Von Dutch or Lars Von Trier?
Von Dutch, but not the silly clothing company, the actual notorious 1950s pinstriper. He was punk rock, and constantly pushed the envelope. I think if he were alive today, he'd shake his head in disapproval over what the clothing line has become. It has nothing to do with car culture, let alone anything I believe he stood for. But hey, I'm happy for anyone who makes it happen.
What were the last three records you bought?
The latest Mars Volta record was definitely playing on repeat in my car for a long while. Each time it would progressively get better and better, as well as the new Eagles of Death Metal record. Eagles of Death Metal are just all about good-time party music and rockin' and rollin'. And it doesn't hurt that I recently got to see them play with the Queens of the Stone Age! Aside from that, Georgia-based metal band Mastodon's newest record I just can't stop listening to.
Funny enough, most of the bands mentioned above have gotten tattooed on "LA Ink," along with a pretty healthy list of others that I think people will look forward to seeing. In the next few months, we'll be tattooing bands such as HIM, Slayer, Foo Fighters, My Chemical Romance, Deftones, and so many more. Who doesn't wanna watch members of their fave rock bands get tattooed, and hear why they chose the design they chose?

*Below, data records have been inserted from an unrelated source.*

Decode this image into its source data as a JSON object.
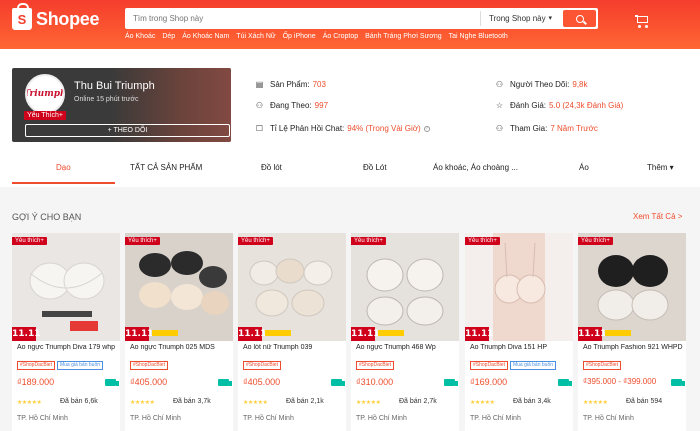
{
  "header": {
    "logo": "Shopee",
    "search_placeholder": "Tìm trong Shop này",
    "search_scope": "Trong Shop này",
    "quick_links": [
      "Áo Khoác",
      "Dép",
      "Áo Khoác Nam",
      "Túi Xách Nữ",
      "Ốp iPhone",
      "Áo Croptop",
      "Bánh Tráng Phơi Sương",
      "Tai Nghe Bluetooth"
    ]
  },
  "shop": {
    "name": "Thu Bui Triumph",
    "online": "Online 15 phút trước",
    "badge": "Yêu Thích+",
    "avatar_text": "Triumph",
    "follow_label": "THEO DÕI",
    "stats": {
      "products_label": "Sản Phẩm:",
      "products_value": "703",
      "following_label": "Đang Theo:",
      "following_value": "997",
      "response_label": "Tỉ Lệ Phản Hồi Chat:",
      "response_value": "94% (Trong Vài Giờ)",
      "followers_label": "Người Theo Dõi:",
      "followers_value": "9,8k",
      "rating_label": "Đánh Giá:",
      "rating_value": "5.0 (24,3k Đánh Giá)",
      "joined_label": "Tham Gia:",
      "joined_value": "7 Năm Trước"
    }
  },
  "tabs": [
    "Dạo",
    "TẤT CẢ SẢN PHẨM",
    "Đồ lót",
    "Đồ Lót",
    "Áo khoác, Áo choàng ...",
    "Áo",
    "Thêm ▾"
  ],
  "recommend": {
    "title": "GỢI Ý CHO BẠN",
    "see_all": "Xem Tất Cả >"
  },
  "products": [
    {
      "name": "Áo ngực Triumph Diva 179 whp",
      "price": "₫189.000",
      "sold": "Đã bán 6,6k",
      "location": "TP. Hồ Chí Minh",
      "tag1": "#ShopDacBiet",
      "tag2": "Mua giá bán buôn",
      "fav": "Yêu thích+",
      "promo": "11.11"
    },
    {
      "name": "Áo ngực Triumph 025 MDS",
      "price": "₫405.000",
      "sold": "Đã bán 3,7k",
      "location": "TP. Hồ Chí Minh",
      "tag1": "#ShopDacBiet",
      "tag2": "",
      "fav": "Yêu thích+",
      "promo": "11.11"
    },
    {
      "name": "Áo lót nữ Triumph 039",
      "price": "₫405.000",
      "sold": "Đã bán 2,1k",
      "location": "TP. Hồ Chí Minh",
      "tag1": "#ShopDacBiet",
      "tag2": "",
      "fav": "Yêu thích+",
      "promo": "11.11"
    },
    {
      "name": "Áo ngực Triumph 468 Wp",
      "price": "₫310.000",
      "sold": "Đã bán 2,7k",
      "location": "TP. Hồ Chí Minh",
      "tag1": "#ShopDacBiet",
      "tag2": "",
      "fav": "Yêu thích+",
      "promo": "11.11"
    },
    {
      "name": "Áo Triumph Diva 151 HP",
      "price": "₫169.000",
      "sold": "Đã bán 3,4k",
      "location": "TP. Hồ Chí Minh",
      "tag1": "#ShopDacBiet",
      "tag2": "Mua giá bán buôn",
      "fav": "Yêu thích+",
      "promo": "11.11"
    },
    {
      "name": "Áo Triumph Fashion 921 WHPD",
      "price": "₫395.000 - ₫399.000",
      "sold": "Đã bán 594",
      "location": "TP. Hồ Chí Minh",
      "tag1": "#ShopDacBiet",
      "tag2": "",
      "fav": "Yêu thích+",
      "promo": "11.11"
    }
  ],
  "colors": {
    "brand": "#ee4d2d",
    "header": "#f53d2d",
    "favorite": "#d0011b"
  }
}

Since you've tattooed in two cities that are sunny most of the year, is there anything customers should do to keep their tattoos looking vibrant? Isn't the sun bad for tattoos?
Sun is definitely one of the worst things for your tattoos, causing faster fading and skin damage. The best thing is to protect them from constant visits to the beach. Just wear some damn sunblock! SPF 30 or higher on your new tattoos.
What's the best thing about being a reality TV star? What's the worst thing?
I think the opportunity to represent not only independent and self-created women but the tattoo community in general is one of the biggest payoffs. Even my own parents didn't realize how much tattoos help people, whether it's a memorial for a loved one that's passed, or celebrating the birth of a child. Life gives you so many reasons to celebrate these landmarks in time, so why not get a tattoo to represent?
On the other hand, everyone is watching every little line you do, criticizing and overanalyzing everything you say. I feel a huge responsibility on my shoulders when it comes to putting myself out there, and try my hardest to be a good person that will, in the long run, help people understand the tattoo lifestyle and be less judgmental.
Has anyone ever not liked a tattoo you put on them?
I haven't let anyone down as far as I know. Giving it 110 percent every time makes it so that each tattoo looks better than the one before. It's hard work, but worth it when you're putting your name and credibility on each tattoo.
Who handles pain better, men or women?
Well, they say the woman's body is designed to handle pain much better than a man's, due to childbirth, but in all honesty, all tattoos hurt! No matter what!
"LA Ink" airs Tuesdays at 10 p.m. ET/PT on TLC. Check out the official site for more